The theme at Davos this year was “The Great Transformation: Shaping New Models.” One of the models up for discussion was leadership. Panels with titles like “Leadership Under Pressure” and “New Leadership Models from China” abounded. Speaking at a private dinner hosted by PwC on the topic of leadership and values in a volatile world, the questions put to me were “what leadership traits will be paramount in the future?” and “what are the new expectations the public has for business leaders?”
On reflection, it struck me that the conversation this year was very different than in years past. We were no longer talking about reinventing leadership but about adding new elements to the old model. An additive operation in the algebra of change, as my colleague Stuart Albert would put it, not a subtractive or transformative process.
On the opening morning at Davos, I attended a session entitled “The New Context for Leadership.” Up for discussion were purpose-driven leadership, collaborating across organizational boundaries and inspiring the younger generation. Peter Grauer, the Chairman of Bloomberg, talked about the results of a study to identify what leadership competencies were most valued in his company. The top performers had contradictory attributes, what he called the “and factor:” They had future vision but were tactically strong, they provided strong guidance but were open to challenge, they relied on extensive networks but were also capable of moving fast (i.e., unilaterally), they were hands-on but also empowering.
A similar idea was advanced at the Women Leader’s dinner on Friday night, Michelle Bachelet, the former Chilean president said that in changing times the best leaders are those who can be generals one day and consensus-builders the next. Josette Sheeran, UN World Food Program Executive Director agreed stating that today’s leadership still needs to be hierarchical but also needs to be flexible.
Since the 2008 economic crisis, two very different “rhetoric” about leadership have co-existed. One, the traditional rhetoric, says that our perpetually shifting environment calls for leadership that is more decisive and crisis-oriented than the slow and consensual style that we might prefer in more munificent times. The second, more “politically correct” rhetoric says that the old, command and control model is responsible for many of the problems of the recent years and that only with a more collaborative and inclusive leadership will we get the flexibility, innovation and new thinking that we need to prosper in a fast-changing and hyper-connected world.

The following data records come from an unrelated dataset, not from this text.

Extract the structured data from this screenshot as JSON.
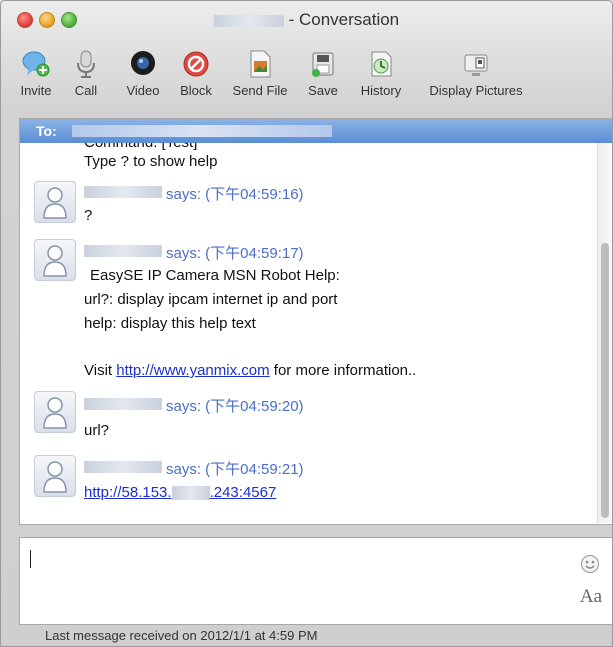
{
  "window": {
    "title": "- Conversation"
  },
  "toolbar": {
    "items": [
      {
        "label": "Invite",
        "icon": "invite-icon"
      },
      {
        "label": "Call",
        "icon": "microphone-icon"
      },
      {
        "label": "Video",
        "icon": "webcam-icon"
      },
      {
        "label": "Block",
        "icon": "block-icon"
      },
      {
        "label": "Send File",
        "icon": "send-file-icon"
      },
      {
        "label": "Save",
        "icon": "save-icon"
      },
      {
        "label": "History",
        "icon": "history-icon"
      },
      {
        "label": "Display Pictures",
        "icon": "display-pictures-icon"
      }
    ]
  },
  "to_bar": {
    "label": "To:"
  },
  "conversation": {
    "partial_line": "Command: [Test]",
    "help_line": "Type ? to show help",
    "messages": [
      {
        "says": "says: (下午04:59:16)",
        "lines": [
          "?"
        ]
      },
      {
        "says": "says: (下午04:59:17)",
        "lines": [
          "EasySE IP Camera MSN Robot Help:",
          "url?: display ipcam internet ip and port",
          "help: display this help text"
        ],
        "visit_prefix": "Visit ",
        "visit_link": "http://www.yanmix.com",
        "visit_suffix": " for more information.."
      },
      {
        "says": "says: (下午04:59:20)",
        "lines": [
          "url?"
        ]
      },
      {
        "says": "says: (下午04:59:21)",
        "link_prefix": "http://58.153.",
        "link_suffix": ".243:4567"
      }
    ]
  },
  "compose": {
    "font_button": "Aa",
    "emoji_icon": "smiley-icon"
  },
  "status": {
    "text": "Last message received on 2012/1/1 at 4:59 PM"
  },
  "colors": {
    "accent": "#5a8dd4",
    "sender_text": "#4a6ec9",
    "link": "#1a2fcc"
  }
}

Now it seems that we have settled on a solution, not “either or” but “yes and.”
Like Janus, the Greek god depicted as a man with two heads, each facing in opposite directions, our new leader can and must have it both ways: command and collaborate.

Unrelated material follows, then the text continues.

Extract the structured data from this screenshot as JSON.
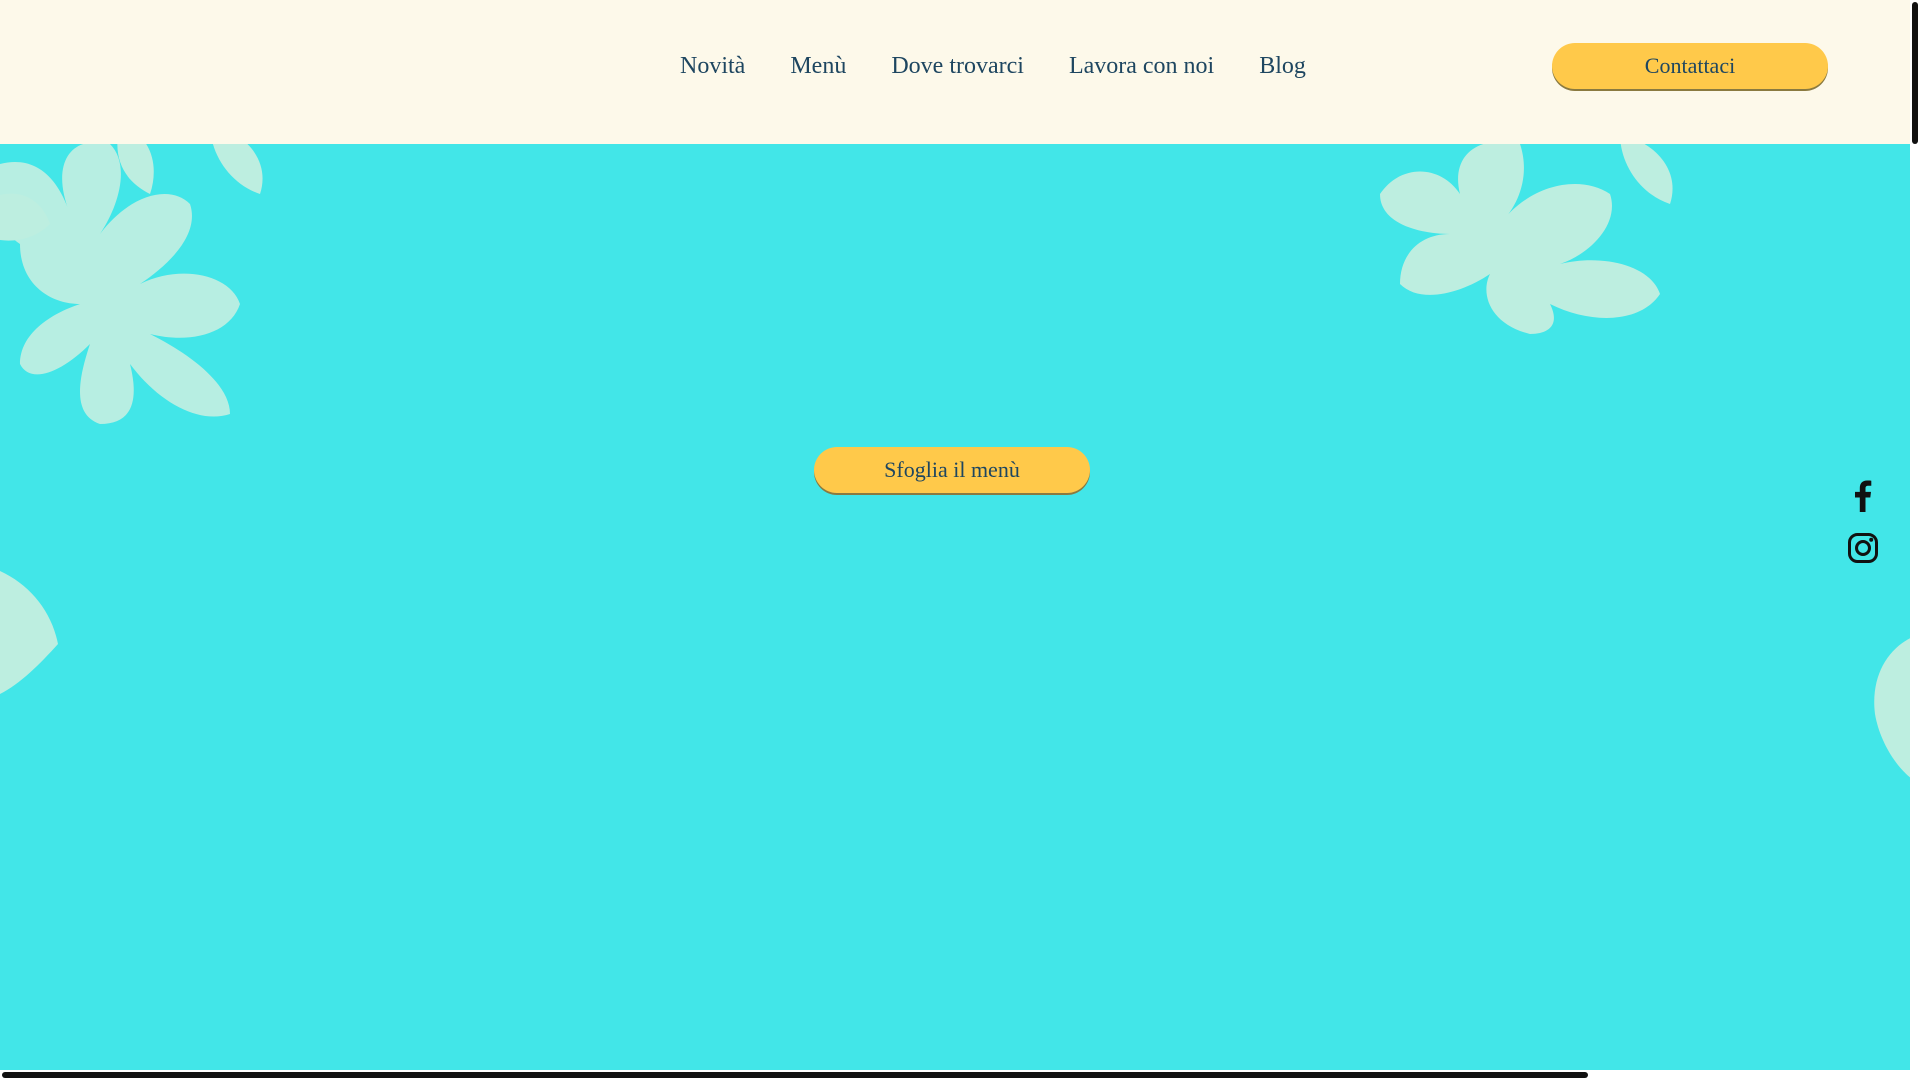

There is obvious practical benefit to this kind ambidexterity. But, does it exist and does it inspire? Or is it just a theoretical model? The people who come to mind when I ask my students about a leader they admire fit the “command rhetoric” (e.g., Steve Jobs) or the “collaborate rhetoric” (e.g., Gandhi), but not both. Never in 23 years of teaching MBA and executive I have heard someone cited because of his or her capacity to “code-switch” their leadership style.

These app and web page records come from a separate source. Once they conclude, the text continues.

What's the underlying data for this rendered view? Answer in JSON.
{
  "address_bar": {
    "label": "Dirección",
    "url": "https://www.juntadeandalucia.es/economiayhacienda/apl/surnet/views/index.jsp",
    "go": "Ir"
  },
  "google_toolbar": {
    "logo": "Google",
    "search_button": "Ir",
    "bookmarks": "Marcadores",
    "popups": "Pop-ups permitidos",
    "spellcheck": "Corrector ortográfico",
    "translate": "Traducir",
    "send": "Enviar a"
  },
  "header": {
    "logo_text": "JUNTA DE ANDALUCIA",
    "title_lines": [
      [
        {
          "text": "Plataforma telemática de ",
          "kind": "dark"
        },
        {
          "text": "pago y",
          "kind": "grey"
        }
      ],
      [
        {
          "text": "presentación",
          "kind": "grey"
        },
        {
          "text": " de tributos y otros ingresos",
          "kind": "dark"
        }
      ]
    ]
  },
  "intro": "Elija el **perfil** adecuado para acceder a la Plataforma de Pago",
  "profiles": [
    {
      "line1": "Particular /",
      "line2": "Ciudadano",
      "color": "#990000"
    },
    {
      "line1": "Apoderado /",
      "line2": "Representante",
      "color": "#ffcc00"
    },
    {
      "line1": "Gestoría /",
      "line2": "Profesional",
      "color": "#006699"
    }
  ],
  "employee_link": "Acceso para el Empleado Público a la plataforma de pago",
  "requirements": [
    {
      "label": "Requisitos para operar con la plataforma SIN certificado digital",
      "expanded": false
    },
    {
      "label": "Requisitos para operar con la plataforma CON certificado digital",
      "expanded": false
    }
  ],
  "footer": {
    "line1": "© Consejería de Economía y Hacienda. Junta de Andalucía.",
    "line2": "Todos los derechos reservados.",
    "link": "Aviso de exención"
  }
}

In fact, when we see leaders who do this effectively we question their authenticity.
But, my questions are not rhetorical for these are clearly complex and volatile times. Are we looking for leaders who can supplement the traditional tool kit or do we want leaders who will transform it?
This article first appeared on hbr.org.